What the task requires: Every line of the data that contains the string "icon" must be copied.
==== Records to process
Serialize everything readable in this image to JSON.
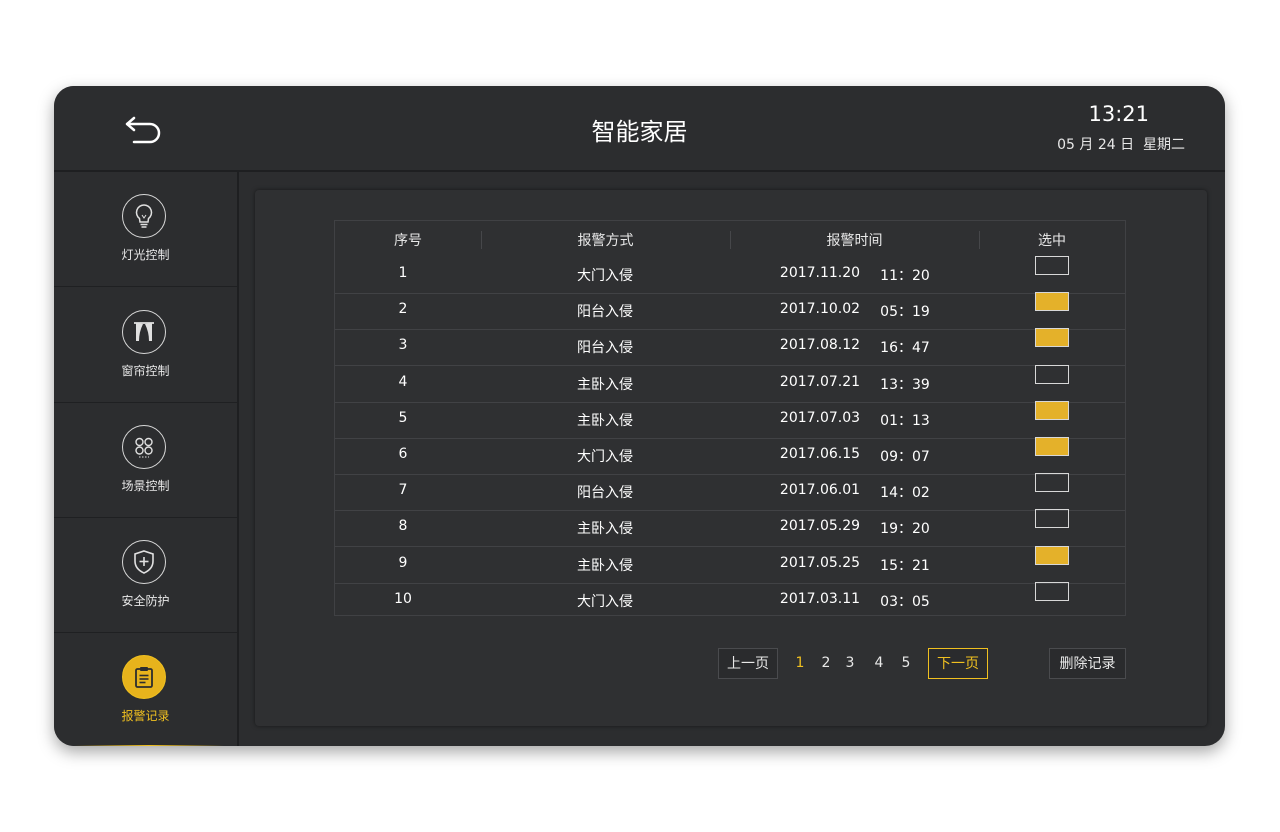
{
  "header": {
    "title": "智能家居",
    "time": "13:21",
    "date": "05 月 24 日",
    "weekday": "星期二"
  },
  "sidebar": {
    "items": [
      {
        "label": "灯光控制",
        "icon": "lightbulb-icon"
      },
      {
        "label": "窗帘控制",
        "icon": "curtain-icon"
      },
      {
        "label": "场景控制",
        "icon": "scene-icon"
      },
      {
        "label": "安全防护",
        "icon": "shield-icon"
      },
      {
        "label": "报警记录",
        "icon": "clipboard-icon",
        "active": true
      }
    ]
  },
  "table": {
    "columns": [
      "序号",
      "报警方式",
      "报警时间",
      "选中"
    ],
    "rows": [
      {
        "no": "1",
        "type": "大门入侵",
        "date": "2017.11.20",
        "time": "11：20",
        "selected": false
      },
      {
        "no": "2",
        "type": "阳台入侵",
        "date": "2017.10.02",
        "time": "05：19",
        "selected": true
      },
      {
        "no": "3",
        "type": "阳台入侵",
        "date": "2017.08.12",
        "time": "16：47",
        "selected": true
      },
      {
        "no": "4",
        "type": "主卧入侵",
        "date": "2017.07.21",
        "time": "13：39",
        "selected": false
      },
      {
        "no": "5",
        "type": "主卧入侵",
        "date": "2017.07.03",
        "time": "01：13",
        "selected": true
      },
      {
        "no": "6",
        "type": "大门入侵",
        "date": "2017.06.15",
        "time": "09：07",
        "selected": true
      },
      {
        "no": "7",
        "type": "阳台入侵",
        "date": "2017.06.01",
        "time": "14：02",
        "selected": false
      },
      {
        "no": "8",
        "type": "主卧入侵",
        "date": "2017.05.29",
        "time": "19：20",
        "selected": false
      },
      {
        "no": "9",
        "type": "主卧入侵",
        "date": "2017.05.25",
        "time": "15：21",
        "selected": true
      },
      {
        "no": "10",
        "type": "大门入侵",
        "date": "2017.03.11",
        "time": "03：05",
        "selected": false
      }
    ]
  },
  "pagination": {
    "prev_label": "上一页",
    "next_label": "下一页",
    "pages": [
      "1",
      "2",
      "3",
      "4",
      "5"
    ],
    "current": "1",
    "delete_label": "删除记录"
  },
  "colors": {
    "accent": "#f0c020",
    "checked": "#e4b12a",
    "background": "#2c2d2f",
    "panel": "#2f3032"
  }
}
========
Answer box:
        "icon": "lightbulb-icon"
        "icon": "curtain-icon"
        "icon": "scene-icon"
        "icon": "shield-icon"
        "icon": "clipboard-icon",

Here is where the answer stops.